_ASSIGNMENT_:
Return every line from the records below with the string "group".

[Saved entries]
···

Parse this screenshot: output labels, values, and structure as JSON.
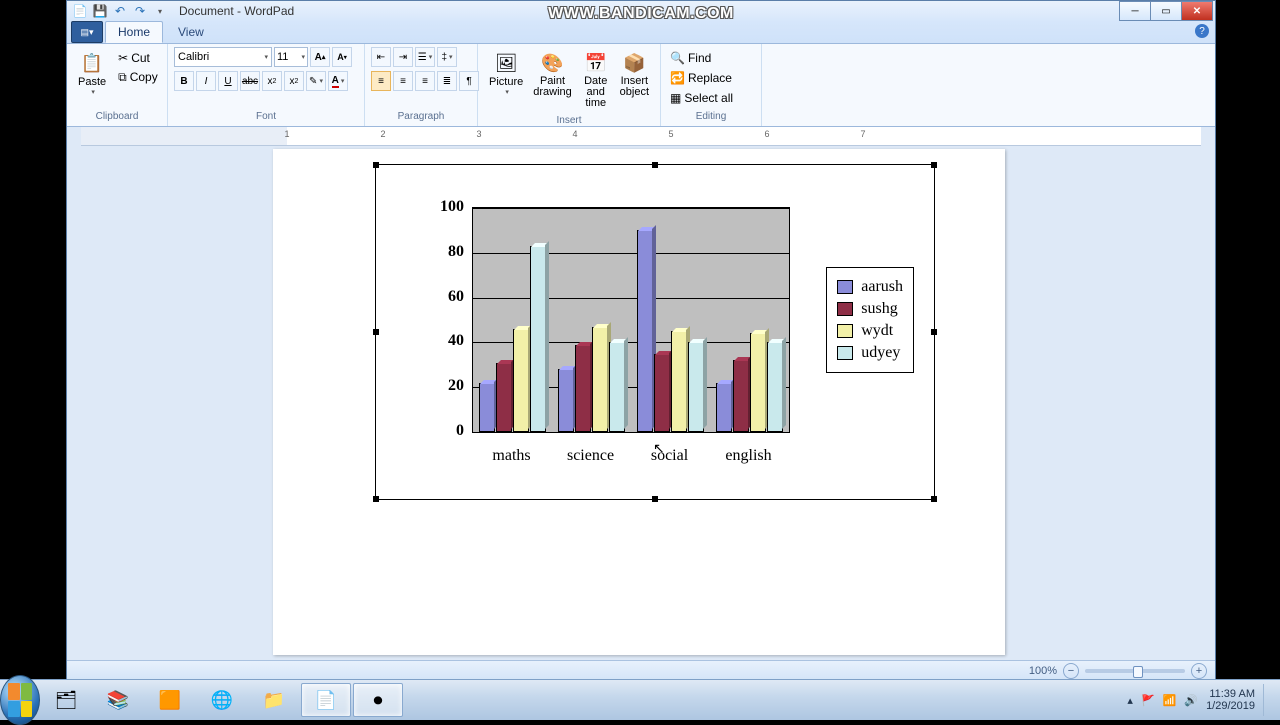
{
  "window": {
    "title": "Document - WordPad"
  },
  "watermark": "WWW.BANDICAM.COM",
  "appmenu": "▤▾",
  "tabs": {
    "home": "Home",
    "view": "View"
  },
  "clipboard": {
    "paste": "Paste",
    "cut": "Cut",
    "copy": "Copy",
    "group": "Clipboard"
  },
  "font": {
    "name": "Calibri",
    "size": "11",
    "group": "Font"
  },
  "paragraph": {
    "group": "Paragraph"
  },
  "insert": {
    "picture": "Picture",
    "paint": "Paint drawing",
    "datetime": "Date and time",
    "object": "Insert object",
    "group": "Insert"
  },
  "editing": {
    "find": "Find",
    "replace": "Replace",
    "selectall": "Select all",
    "group": "Editing"
  },
  "ruler_numbers": [
    "1",
    "2",
    "3",
    "4",
    "5",
    "6",
    "7"
  ],
  "chart_data": {
    "type": "bar",
    "categories": [
      "maths",
      "science",
      "social",
      "english"
    ],
    "series": [
      {
        "name": "aarush",
        "color": "#8A8CD9",
        "values": [
          22,
          28,
          90,
          22
        ]
      },
      {
        "name": "sushg",
        "color": "#8E2E46",
        "values": [
          31,
          39,
          35,
          32
        ]
      },
      {
        "name": "wydt",
        "color": "#F2F0A8",
        "values": [
          46,
          47,
          45,
          44
        ]
      },
      {
        "name": "udyey",
        "color": "#C9E9EC",
        "values": [
          83,
          40,
          40,
          40
        ]
      }
    ],
    "ylim": [
      0,
      100
    ],
    "yticks": [
      0,
      20,
      40,
      60,
      80,
      100
    ]
  },
  "status": {
    "zoom": "100%"
  },
  "systray": {
    "time": "11:39 AM",
    "date": "1/29/2019"
  }
}
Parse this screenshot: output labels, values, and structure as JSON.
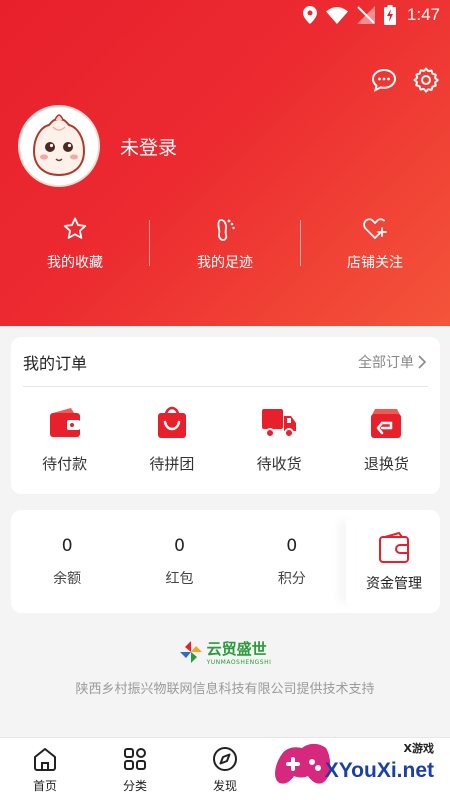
{
  "status_bar": {
    "time": "1:47"
  },
  "profile": {
    "login_text": "未登录"
  },
  "quick_links": [
    {
      "label": "我的收藏",
      "icon": "star-icon"
    },
    {
      "label": "我的足迹",
      "icon": "footprint-icon"
    },
    {
      "label": "店铺关注",
      "icon": "heart-plus-icon"
    }
  ],
  "orders": {
    "title": "我的订单",
    "all_label": "全部订单",
    "items": [
      {
        "label": "待付款",
        "icon": "wallet-icon"
      },
      {
        "label": "待拼团",
        "icon": "shopping-bag-icon"
      },
      {
        "label": "待收货",
        "icon": "truck-icon"
      },
      {
        "label": "退换货",
        "icon": "return-icon"
      }
    ]
  },
  "wallet": {
    "items": [
      {
        "value": "0",
        "label": "余额"
      },
      {
        "value": "0",
        "label": "红包"
      },
      {
        "value": "0",
        "label": "积分"
      }
    ],
    "manage_label": "资金管理"
  },
  "brand": {
    "logo_name": "云贸盛世",
    "logo_sub": "YUNMAOSHENGSHI",
    "support_text": "陕西乡村振兴物联网信息科技有限公司提供技术支持"
  },
  "tabbar": [
    {
      "label": "首页",
      "icon": "home-icon"
    },
    {
      "label": "分类",
      "icon": "grid-icon"
    },
    {
      "label": "发现",
      "icon": "compass-icon"
    }
  ],
  "watermark": {
    "small": "X游戏",
    "big": "XYouXi.net"
  },
  "colors": {
    "primary": "#e8202c",
    "gradient_end": "#f4553a",
    "brand_green": "#2a9a3b"
  }
}
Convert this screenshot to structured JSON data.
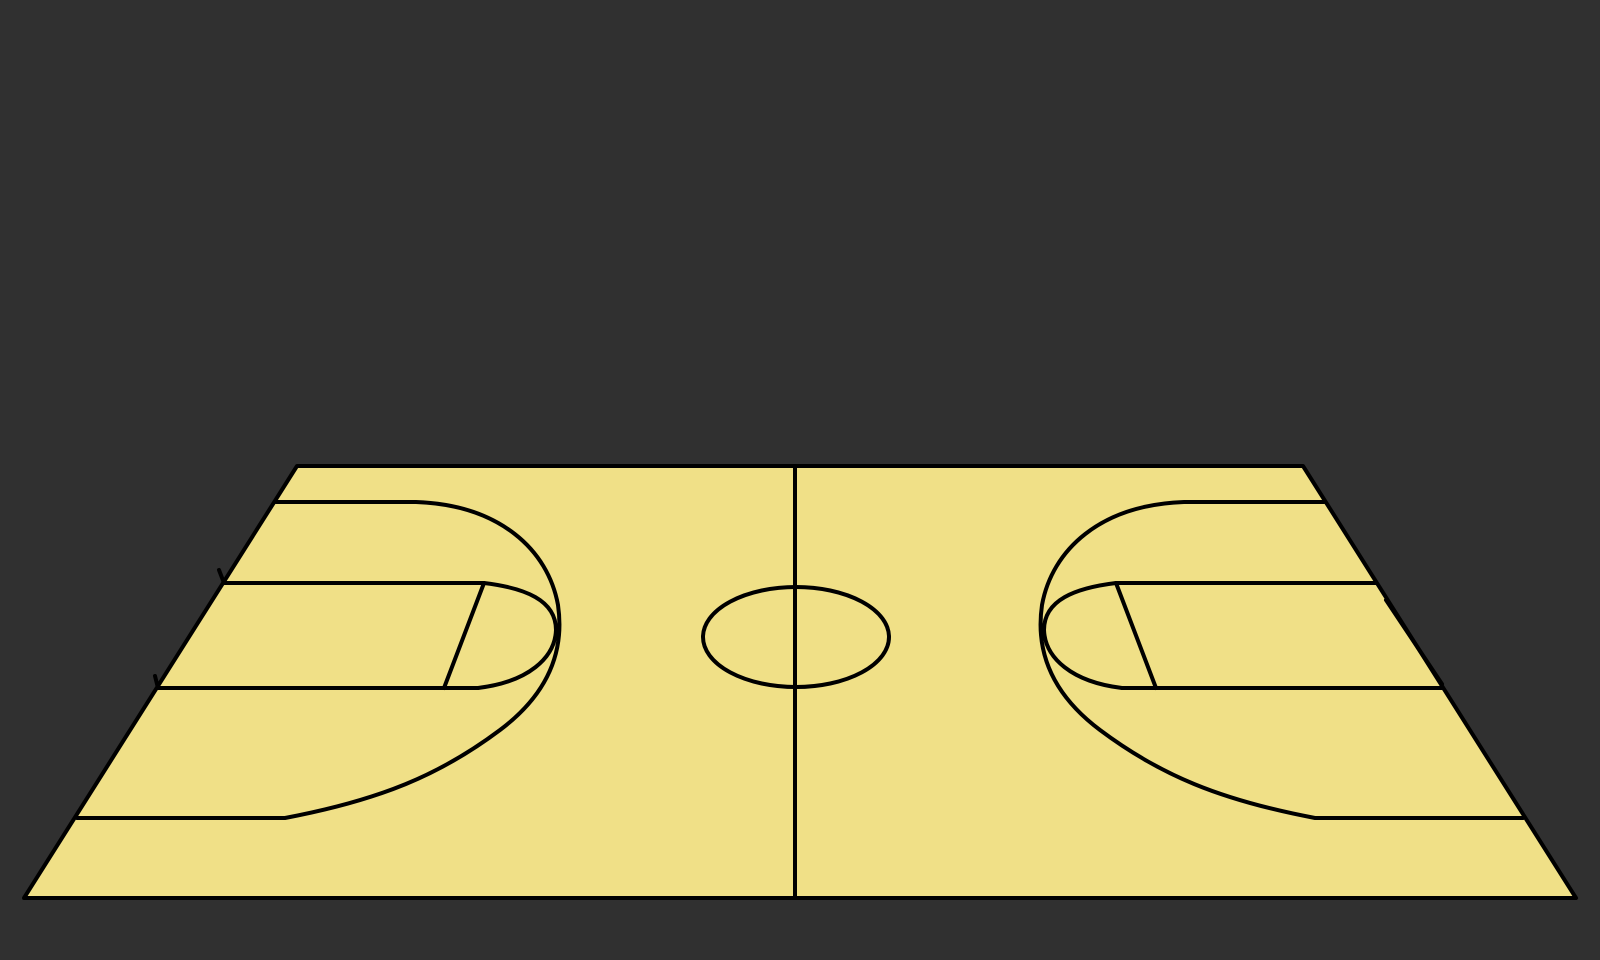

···

_RESULT FOR THIS TASK_:
    "group": "Clipboard"
    "group": "Font"
    "group": "Paragraph"
    "group": "Insert"
    "group": "Editing"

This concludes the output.